Having a young Jesuit as a teacher naturally piques the interest of high school sophomores. Does it mean you can’t get married? Who do you live with? How long does it take to become a priest?
But the one part of Jesuit life that tends to provoke a strong response is that we go to Mass every day.
“Really?!” they usually ask in disbelief.
In many parts of the world, the response would be “Really?! Where?” or “Really?! Wow, you’re lucky”, because Christians could be killed for going to Mass.
But here the sense of the response was more like “Really?! Why would you do that?”
That’s understandable. Ask anyone who doesn’t regularly go to Mass why they don’t and one of the top answers you will get among youth is because it’s boring (among young adults, that response turns into “I don’t really get anything out of it”).
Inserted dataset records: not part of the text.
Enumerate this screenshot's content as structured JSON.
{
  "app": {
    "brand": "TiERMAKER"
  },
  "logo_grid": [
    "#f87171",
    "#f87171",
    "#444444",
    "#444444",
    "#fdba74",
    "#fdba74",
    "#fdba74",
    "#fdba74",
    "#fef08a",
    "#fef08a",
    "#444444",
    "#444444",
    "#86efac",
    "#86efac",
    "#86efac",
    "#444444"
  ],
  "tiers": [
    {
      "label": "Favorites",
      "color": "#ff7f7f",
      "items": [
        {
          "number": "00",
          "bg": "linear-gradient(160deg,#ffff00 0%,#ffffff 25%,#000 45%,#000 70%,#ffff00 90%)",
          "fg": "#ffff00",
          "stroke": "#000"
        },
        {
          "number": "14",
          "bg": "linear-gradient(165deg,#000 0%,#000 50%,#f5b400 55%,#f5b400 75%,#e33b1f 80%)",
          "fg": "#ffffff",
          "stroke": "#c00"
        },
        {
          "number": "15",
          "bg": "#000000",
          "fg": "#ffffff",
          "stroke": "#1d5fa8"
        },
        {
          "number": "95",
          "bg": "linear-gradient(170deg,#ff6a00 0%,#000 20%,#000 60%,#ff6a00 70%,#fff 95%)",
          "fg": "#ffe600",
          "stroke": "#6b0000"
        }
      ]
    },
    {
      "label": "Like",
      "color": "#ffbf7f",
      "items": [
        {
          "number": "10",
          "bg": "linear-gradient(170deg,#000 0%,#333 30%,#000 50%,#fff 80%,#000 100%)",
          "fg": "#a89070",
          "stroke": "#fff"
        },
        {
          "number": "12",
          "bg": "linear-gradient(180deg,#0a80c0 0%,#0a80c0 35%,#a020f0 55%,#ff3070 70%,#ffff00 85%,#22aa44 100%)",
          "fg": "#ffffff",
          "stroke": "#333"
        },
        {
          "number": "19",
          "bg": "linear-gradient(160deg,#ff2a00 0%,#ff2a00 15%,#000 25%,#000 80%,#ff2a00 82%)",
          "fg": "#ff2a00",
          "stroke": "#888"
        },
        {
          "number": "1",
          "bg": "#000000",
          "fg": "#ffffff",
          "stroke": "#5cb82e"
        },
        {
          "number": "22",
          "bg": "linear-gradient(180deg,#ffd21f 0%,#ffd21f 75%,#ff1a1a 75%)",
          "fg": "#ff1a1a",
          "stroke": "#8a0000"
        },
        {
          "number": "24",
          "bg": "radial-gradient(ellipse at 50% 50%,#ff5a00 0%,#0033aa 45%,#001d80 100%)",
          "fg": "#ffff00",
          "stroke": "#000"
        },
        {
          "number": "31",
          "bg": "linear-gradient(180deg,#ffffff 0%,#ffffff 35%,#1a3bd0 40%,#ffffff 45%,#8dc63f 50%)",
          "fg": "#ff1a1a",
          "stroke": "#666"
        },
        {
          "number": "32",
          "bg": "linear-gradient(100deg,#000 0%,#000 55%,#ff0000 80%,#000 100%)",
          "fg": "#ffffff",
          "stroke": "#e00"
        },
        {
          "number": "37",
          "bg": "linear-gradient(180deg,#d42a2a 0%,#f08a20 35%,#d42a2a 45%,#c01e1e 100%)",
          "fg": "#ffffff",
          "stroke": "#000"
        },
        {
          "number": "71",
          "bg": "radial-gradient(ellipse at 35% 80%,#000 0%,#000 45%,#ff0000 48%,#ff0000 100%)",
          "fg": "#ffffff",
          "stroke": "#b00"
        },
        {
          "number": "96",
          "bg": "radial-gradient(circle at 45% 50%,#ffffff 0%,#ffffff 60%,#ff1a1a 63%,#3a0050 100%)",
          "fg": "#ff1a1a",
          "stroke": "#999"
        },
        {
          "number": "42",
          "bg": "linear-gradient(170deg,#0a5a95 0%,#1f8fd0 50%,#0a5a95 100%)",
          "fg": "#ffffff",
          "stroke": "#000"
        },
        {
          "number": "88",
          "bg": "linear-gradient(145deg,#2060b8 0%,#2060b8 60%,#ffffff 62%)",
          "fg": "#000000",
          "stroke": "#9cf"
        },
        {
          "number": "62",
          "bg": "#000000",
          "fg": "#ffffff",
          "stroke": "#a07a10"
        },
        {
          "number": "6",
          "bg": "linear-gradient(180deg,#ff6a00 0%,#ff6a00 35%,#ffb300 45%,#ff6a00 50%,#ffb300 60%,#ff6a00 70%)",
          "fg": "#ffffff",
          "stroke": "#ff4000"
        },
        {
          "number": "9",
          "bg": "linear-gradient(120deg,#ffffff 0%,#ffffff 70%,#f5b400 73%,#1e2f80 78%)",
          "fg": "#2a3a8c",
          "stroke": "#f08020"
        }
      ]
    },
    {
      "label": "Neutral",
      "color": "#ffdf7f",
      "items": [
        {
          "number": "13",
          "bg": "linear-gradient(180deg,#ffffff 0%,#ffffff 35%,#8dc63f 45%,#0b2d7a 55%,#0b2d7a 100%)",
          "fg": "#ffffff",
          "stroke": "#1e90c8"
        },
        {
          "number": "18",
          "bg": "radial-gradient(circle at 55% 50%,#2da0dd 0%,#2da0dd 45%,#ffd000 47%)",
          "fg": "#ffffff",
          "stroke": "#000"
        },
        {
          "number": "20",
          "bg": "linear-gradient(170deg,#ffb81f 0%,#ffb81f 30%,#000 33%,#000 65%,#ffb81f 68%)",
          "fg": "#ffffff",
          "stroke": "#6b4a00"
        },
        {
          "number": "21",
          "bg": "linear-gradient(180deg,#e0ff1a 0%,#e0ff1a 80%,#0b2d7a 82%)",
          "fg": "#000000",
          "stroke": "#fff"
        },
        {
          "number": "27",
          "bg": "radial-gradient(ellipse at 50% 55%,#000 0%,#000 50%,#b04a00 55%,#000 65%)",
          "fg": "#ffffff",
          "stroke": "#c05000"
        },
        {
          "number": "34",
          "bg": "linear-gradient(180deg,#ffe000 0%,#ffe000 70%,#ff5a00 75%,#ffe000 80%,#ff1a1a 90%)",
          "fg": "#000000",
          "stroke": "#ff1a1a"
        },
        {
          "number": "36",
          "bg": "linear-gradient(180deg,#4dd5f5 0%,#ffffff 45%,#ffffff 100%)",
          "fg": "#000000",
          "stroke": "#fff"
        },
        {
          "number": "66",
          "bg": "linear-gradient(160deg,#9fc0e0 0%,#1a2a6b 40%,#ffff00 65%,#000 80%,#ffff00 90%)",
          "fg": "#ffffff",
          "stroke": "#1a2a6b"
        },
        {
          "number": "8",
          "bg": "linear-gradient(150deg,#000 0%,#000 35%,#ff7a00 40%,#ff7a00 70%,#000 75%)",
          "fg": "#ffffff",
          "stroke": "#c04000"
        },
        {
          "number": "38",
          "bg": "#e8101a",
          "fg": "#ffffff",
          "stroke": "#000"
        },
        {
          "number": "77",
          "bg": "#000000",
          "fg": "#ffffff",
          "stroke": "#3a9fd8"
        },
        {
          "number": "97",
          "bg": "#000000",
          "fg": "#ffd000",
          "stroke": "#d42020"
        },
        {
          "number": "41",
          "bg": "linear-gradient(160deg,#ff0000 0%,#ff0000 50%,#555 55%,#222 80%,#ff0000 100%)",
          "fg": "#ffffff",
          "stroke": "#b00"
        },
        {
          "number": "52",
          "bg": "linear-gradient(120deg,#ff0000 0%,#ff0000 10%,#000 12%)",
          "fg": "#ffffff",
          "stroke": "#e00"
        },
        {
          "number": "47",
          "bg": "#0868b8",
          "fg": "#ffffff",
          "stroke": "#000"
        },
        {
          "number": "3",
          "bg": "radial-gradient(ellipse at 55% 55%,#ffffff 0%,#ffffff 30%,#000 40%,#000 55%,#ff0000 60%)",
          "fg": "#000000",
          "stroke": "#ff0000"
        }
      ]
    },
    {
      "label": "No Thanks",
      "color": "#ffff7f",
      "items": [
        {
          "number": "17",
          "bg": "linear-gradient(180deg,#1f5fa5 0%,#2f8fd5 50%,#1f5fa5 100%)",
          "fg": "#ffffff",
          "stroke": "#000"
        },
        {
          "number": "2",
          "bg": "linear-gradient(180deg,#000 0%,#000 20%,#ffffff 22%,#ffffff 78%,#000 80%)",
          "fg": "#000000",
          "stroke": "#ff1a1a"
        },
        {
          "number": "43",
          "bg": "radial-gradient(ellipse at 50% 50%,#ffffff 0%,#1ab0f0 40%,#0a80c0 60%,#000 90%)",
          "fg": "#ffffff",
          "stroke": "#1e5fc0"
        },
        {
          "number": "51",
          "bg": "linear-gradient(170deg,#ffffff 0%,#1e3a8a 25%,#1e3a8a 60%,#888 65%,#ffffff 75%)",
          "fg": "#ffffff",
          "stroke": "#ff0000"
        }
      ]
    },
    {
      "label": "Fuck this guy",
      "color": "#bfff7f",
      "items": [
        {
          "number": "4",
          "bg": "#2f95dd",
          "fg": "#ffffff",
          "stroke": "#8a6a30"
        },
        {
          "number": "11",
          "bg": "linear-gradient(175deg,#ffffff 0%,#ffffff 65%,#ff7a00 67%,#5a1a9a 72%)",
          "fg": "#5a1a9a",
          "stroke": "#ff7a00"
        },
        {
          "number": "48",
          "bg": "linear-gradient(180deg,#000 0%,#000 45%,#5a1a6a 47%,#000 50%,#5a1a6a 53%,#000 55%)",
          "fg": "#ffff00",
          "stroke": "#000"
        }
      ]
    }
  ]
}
Who can blame them for that answer? We go to the movies to be entertained. We go to concerts or the opera to enjoy music. We go to sporting events to watch our team beat their/our opponents. As spectators, we expect to sit back and get something out of the performance, or else it’s a waste of our time.
However, seeing the Mass as a performance at which we are merely spectators misses the point. Mass is about how we participate actively in remembering and celebrating our purpose in life: eternal life with God.
Recently, the media picked up on some comments Pope Francis made about the liturgy, fuelling the flames of an apparently ongoing “liturgical war” between two camps. One camp is caricatured as wanting to bring back the form of the Mass celebrated only in Latin, with Gregorian chant, incense, and all the bells (literally) and whistles (figuratively), and with the congregation mostly in silence. The other camp is caricatured as wanting Masses celebrated in every language you can think of, clapping and dancing, a band consisting of guitars and tambourines, where Marty Haugen’s “All Are Welcome” is sung every week.
Some of the most important words in Mass are, “Go forth, the Mass is ended.” Upon hearing these words, we the Church exclaim “Thanks be to God!” not because we’re glad Mass is over, but because having experienced the joy of our destiny of eternal life with God, we can’t help but start living it out. In the words of the Irish Benedictine monk Blessed Columba Marmion, we can’t help but get caught up in the “divine current,” which rushes us towards God, starting from the Eucharist at Mass to encountering our Creator in his creation.
The focus of liturgy is therefore primarily on what God has done for humankind and how he invites us to actively participate in it. Jesus came to serve especially those whom society ignores.3 How do we participate in this ministry of mercy? Jesus came to proclaim the Kingdom of God.4 How do we prophetically proclaim this same Good News that Jesus redeemed all of us, the children of God? Just as we offer up bread and wine to God during Mass with the priest, are we offering up our own lives to God the other 167 hours of the week?
I hope so, because that’s really what being an Ignatian “contemplative in action” means. It doesn’t mean that we have quiet time and busy time; that would just mean we are at times contemplative and at other times at work. Being a contemplative in action means that, while we recognize the importance and necessity of quiet personal prayer, we live out that prayer. Similarly, as Christians, we must live out our communal prayer at Sunday Mass. After all, the Eucharist is a Sacrament, a visible sign of an unseen reality. When we receive Communion, it is a visible sign of the unseen reality that God has chosen us to be with him eternally and we have chosen to respond to his love.
Are there problems with the liturgy that need further discussion? Absolutely.5 But while we wait for the theologians to figure it out, we can begin and continue to participate actively in liturgical life – a life that is a ceaseless giving of ourselves to God in every thought, word, and action of ours. Only then will the “work of the people” as liturgy take root in the deeper meaning arising out of the Second Vatican Council.
Who knows, maybe what we experience just might surprise us enough to make us want to ask Jesus, “Really?”